YOUR INSTRUCTIONS: Write out the records word for word.

RECORD EXTRACTS:
⟨

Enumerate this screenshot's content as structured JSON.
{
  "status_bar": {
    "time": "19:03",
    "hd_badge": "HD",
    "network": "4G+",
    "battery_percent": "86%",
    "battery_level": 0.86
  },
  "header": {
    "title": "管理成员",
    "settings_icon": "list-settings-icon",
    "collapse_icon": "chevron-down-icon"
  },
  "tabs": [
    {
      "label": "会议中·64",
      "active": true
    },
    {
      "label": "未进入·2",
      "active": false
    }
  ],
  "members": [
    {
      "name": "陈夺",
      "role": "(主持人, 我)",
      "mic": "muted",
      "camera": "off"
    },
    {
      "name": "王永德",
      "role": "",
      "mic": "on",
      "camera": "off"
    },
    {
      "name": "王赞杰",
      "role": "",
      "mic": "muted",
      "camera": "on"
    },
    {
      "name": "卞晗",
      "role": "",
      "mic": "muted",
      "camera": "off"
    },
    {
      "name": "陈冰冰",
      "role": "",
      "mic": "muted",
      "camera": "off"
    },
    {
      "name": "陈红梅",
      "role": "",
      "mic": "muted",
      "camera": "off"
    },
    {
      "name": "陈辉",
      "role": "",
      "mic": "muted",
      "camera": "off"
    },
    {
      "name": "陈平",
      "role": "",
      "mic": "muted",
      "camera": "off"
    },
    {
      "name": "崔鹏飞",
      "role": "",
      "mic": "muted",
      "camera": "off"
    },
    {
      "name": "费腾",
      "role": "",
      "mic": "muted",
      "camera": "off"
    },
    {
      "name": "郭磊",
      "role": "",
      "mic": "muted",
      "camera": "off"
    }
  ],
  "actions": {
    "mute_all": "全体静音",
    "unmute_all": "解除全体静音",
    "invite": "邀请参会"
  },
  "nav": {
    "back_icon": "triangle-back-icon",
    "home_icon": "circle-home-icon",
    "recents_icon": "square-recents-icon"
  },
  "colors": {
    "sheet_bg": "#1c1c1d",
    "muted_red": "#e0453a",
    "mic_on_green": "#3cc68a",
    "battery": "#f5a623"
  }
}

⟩

SOLUTION BELOW:
Enumerate this screenshot's content as structured JSON.
{
  "status_bar": {
    "time": "19:03",
    "hd_badge": "HD",
    "network": "4G+",
    "battery_percent": "86%",
    "battery_level": 0.86
  },
  "header": {
    "title": "管理成员",
    "settings_icon": "list-settings-icon",
    "collapse_icon": "chevron-down-icon"
  },
  "tabs": [
    {
      "label": "会议中·64",
      "active": true
    },
    {
      "label": "未进入·2",
      "active": false
    }
  ],
  "members": [
    {
      "name": "陈夺",
      "role": "(主持人, 我)",
      "mic": "muted",
      "camera": "off"
    },
    {
      "name": "王永德",
      "role": "",
      "mic": "on",
      "camera": "off"
    },
    {
      "name": "王赞杰",
      "role": "",
      "mic": "muted",
      "camera": "on"
    },
    {
      "name": "卞晗",
      "role": "",
      "mic": "muted",
      "camera": "off"
    },
    {
      "name": "陈冰冰",
      "role": "",
      "mic": "muted",
      "camera": "off"
    },
    {
      "name": "陈红梅",
      "role": "",
      "mic": "muted",
      "camera": "off"
    },
    {
      "name": "陈辉",
      "role": "",
      "mic": "muted",
      "camera": "off"
    },
    {
      "name": "陈平",
      "role": "",
      "mic": "muted",
      "camera": "off"
    },
    {
      "name": "崔鹏飞",
      "role": "",
      "mic": "muted",
      "camera": "off"
    },
    {
      "name": "费腾",
      "role": "",
      "mic": "muted",
      "camera": "off"
    },
    {
      "name": "郭磊",
      "role": "",
      "mic": "muted",
      "camera": "off"
    }
  ],
  "actions": {
    "mute_all": "全体静音",
    "unmute_all": "解除全体静音",
    "invite": "邀请参会"
  },
  "nav": {
    "back_icon": "triangle-back-icon",
    "home_icon": "circle-home-icon",
    "recents_icon": "square-recents-icon"
  },
  "colors": {
    "sheet_bg": "#1c1c1d",
    "muted_red": "#e0453a",
    "mic_on_green": "#3cc68a",
    "battery": "#f5a623"
  }
}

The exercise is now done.